- EXERCISE DESCRIPTION:
Where the string "date" occurs in a line of the data below, that line should be copied.

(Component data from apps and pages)
# # # # #

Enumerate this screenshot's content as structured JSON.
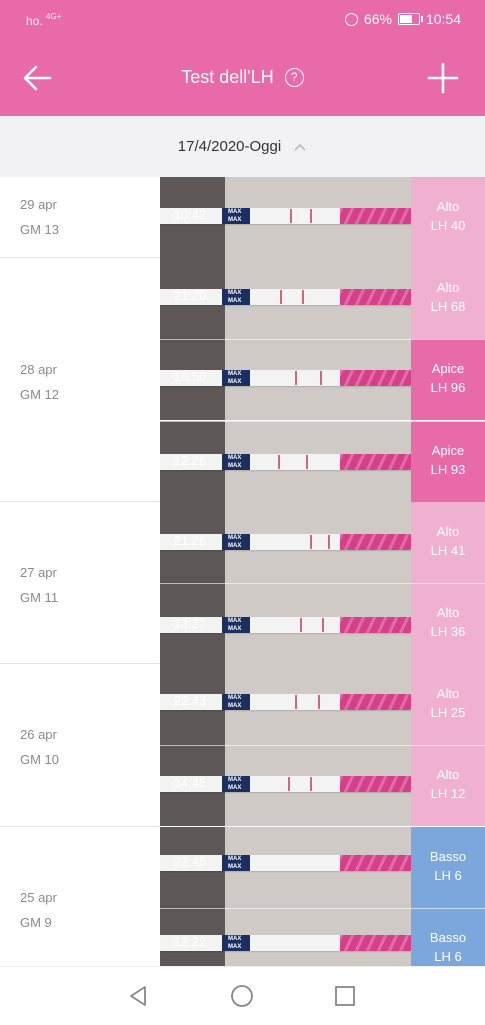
{
  "status": {
    "carrier": "ho.",
    "network": "4G+",
    "battery_pct": "66%",
    "time": "10:54"
  },
  "header": {
    "title": "Test dell'LH",
    "help_glyph": "?"
  },
  "range": {
    "label": "17/4/2020-Oggi"
  },
  "colors": {
    "accent": "#e86aa8",
    "alto": "#f0b0cf",
    "apice": "#e86aa8",
    "basso": "#7ba7dd"
  },
  "groups": [
    {
      "date": "29 apr",
      "cycle": "GM 13"
    },
    {
      "date": "28 apr",
      "cycle": "GM 12"
    },
    {
      "date": "27 apr",
      "cycle": "GM 11"
    },
    {
      "date": "26 apr",
      "cycle": "GM 10"
    },
    {
      "date": "25 apr",
      "cycle": "GM 9"
    }
  ],
  "tests": [
    {
      "time": "10:42",
      "level": "Alto",
      "lh": "LH 40"
    },
    {
      "time": "21:20",
      "level": "Alto",
      "lh": "LH 68"
    },
    {
      "time": "16:50",
      "level": "Apice",
      "lh": "LH 96"
    },
    {
      "time": "12:26",
      "level": "Apice",
      "lh": "LH 93"
    },
    {
      "time": "21:26",
      "level": "Alto",
      "lh": "LH 41"
    },
    {
      "time": "13:27",
      "level": "Alto",
      "lh": "LH 36"
    },
    {
      "time": "22:43",
      "level": "Alto",
      "lh": "LH 25"
    },
    {
      "time": "14:45",
      "level": "Alto",
      "lh": "LH 12"
    },
    {
      "time": "22:45",
      "level": "Basso",
      "lh": "LH 6"
    },
    {
      "time": "12:22",
      "level": "Basso",
      "lh": "LH 6"
    }
  ],
  "strip_text": "MAX"
}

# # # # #

- RESULT FOR THIS EXERCISE:
      "date": "29 apr",
      "date": "28 apr",
      "date": "27 apr",
      "date": "26 apr",
      "date": "25 apr",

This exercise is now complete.